The ability for our staff to attend these all-important seminars is crucial, as it provides focused dialogue on how the Standards apply to various building conditions – understanding every building is unique in its own right. The byproduct of the seminars provides further insight as SHPO and NPS staff discuss how conditions are viewed and discuss the hierarchy of spaces as they relate to the structures.
A few highlights from the conference included seminars from the tandem of Mariangela Pfister (SHPO) and Lisa Brownell (ODSAA), John Sandor (NPS) and the key note speech given by Mr. Robert Stanton. Mariangela Pfister and Lisa Brownell focused their session on the process of working through the application process and more importantly, focusing on the federal and state historic tax credits. John Sandor’s session focused primarily on the application of material substitutions and provided the science behind the selection process and how historic materials were not necessarily appropriately used nor should conditions and materials necessarily be wholesale replicated. One of the most engaging sessions was the keynote speech given by Mr. Robert Stanton, the former director of the National Park Service (NPS)– who also held a 4-year term on the Advisory Council for Historic Preservation. The speech emphasized not only the economic benefits, but also the importance of preservation of culture and history that is often times lost, given the current focus of the economic driven nature of development.
One aspect that was not lost, and discussed at length between breakout sessions was the release of the much-anticipated Tax Reform Bill – as it was expected (and later confirmed) to eliminate the historic tax credits. As preservationists, the impact could not only impact our history and culture, but would have wide ranging impacts economically.

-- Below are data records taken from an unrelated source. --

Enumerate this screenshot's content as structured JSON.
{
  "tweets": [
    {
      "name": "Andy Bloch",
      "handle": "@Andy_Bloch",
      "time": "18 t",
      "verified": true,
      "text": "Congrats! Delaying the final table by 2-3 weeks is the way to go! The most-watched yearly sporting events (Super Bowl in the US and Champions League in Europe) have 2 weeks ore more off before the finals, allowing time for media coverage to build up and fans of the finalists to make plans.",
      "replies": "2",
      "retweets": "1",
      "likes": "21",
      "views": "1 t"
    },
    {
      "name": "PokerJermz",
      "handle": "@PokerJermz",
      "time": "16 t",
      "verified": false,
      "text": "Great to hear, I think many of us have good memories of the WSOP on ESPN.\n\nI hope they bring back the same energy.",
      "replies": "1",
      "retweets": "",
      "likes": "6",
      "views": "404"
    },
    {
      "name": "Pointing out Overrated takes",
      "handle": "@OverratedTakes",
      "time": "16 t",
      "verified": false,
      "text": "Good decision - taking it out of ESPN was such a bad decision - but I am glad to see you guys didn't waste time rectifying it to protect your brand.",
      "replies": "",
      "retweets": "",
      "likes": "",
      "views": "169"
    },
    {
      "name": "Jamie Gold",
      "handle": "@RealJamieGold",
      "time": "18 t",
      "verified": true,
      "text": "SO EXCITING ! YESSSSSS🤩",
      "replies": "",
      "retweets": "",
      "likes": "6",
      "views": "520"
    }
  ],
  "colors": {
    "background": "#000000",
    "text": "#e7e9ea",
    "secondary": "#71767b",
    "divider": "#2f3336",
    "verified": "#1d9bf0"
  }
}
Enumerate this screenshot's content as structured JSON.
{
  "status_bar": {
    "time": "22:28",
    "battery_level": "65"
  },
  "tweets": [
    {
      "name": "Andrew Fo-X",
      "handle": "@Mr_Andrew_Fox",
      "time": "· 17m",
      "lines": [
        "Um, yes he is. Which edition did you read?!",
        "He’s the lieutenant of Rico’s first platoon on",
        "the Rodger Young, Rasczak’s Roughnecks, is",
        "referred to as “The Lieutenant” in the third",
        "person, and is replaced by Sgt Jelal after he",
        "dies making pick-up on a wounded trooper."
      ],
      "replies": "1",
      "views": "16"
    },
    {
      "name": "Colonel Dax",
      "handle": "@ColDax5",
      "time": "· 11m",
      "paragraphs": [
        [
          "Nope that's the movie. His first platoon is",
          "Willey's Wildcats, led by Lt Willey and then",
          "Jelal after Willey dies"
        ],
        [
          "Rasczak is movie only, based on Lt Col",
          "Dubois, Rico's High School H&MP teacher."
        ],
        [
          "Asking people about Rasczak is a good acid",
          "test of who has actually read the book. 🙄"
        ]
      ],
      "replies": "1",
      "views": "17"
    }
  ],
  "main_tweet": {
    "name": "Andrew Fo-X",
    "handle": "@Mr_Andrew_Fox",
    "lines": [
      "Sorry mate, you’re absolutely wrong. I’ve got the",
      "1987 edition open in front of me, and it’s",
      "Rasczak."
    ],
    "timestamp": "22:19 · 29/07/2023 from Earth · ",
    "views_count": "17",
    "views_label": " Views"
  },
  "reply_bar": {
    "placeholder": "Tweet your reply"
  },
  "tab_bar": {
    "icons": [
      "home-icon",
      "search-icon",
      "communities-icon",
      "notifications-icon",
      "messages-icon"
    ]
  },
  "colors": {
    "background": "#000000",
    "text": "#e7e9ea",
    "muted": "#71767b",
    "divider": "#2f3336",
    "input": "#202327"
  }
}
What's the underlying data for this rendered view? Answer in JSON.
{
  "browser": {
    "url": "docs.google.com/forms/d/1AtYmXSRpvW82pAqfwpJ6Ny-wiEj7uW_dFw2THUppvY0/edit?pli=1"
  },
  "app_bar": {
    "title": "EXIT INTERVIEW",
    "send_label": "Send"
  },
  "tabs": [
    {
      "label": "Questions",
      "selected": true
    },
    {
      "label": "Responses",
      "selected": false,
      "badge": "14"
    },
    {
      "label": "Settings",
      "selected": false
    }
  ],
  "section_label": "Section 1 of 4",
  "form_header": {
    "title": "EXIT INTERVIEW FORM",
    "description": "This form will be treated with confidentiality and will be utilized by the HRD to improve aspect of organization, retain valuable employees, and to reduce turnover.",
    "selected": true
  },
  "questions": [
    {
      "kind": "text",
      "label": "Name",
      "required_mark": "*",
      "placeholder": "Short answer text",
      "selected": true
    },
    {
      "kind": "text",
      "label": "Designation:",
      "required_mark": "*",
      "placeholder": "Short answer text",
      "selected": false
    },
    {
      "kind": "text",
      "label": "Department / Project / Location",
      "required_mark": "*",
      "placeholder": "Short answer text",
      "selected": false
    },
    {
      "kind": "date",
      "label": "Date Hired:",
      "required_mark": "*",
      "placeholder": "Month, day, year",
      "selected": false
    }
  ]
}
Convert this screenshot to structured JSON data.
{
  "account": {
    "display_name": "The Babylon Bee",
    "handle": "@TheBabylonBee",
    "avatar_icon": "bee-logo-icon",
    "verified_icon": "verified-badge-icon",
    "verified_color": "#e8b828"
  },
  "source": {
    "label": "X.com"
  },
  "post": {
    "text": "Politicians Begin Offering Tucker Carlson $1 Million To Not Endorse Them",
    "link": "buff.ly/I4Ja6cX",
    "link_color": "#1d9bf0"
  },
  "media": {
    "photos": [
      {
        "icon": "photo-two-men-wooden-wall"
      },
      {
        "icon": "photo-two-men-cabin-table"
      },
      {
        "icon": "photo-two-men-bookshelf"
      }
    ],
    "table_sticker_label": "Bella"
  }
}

One issue that is sometimes lost when thinking about tax credits is the economic cost to the government, as the credits are considered a tax liability. What is lost is the ‘dynamic’ impact the credits bring – rehabilitating vacant buildings, job creation, skilled labor, etc. Please be sure to contact your local representatives to emphasize the importance of the historic tax credit program. To learn more about the benefits of the program, click here.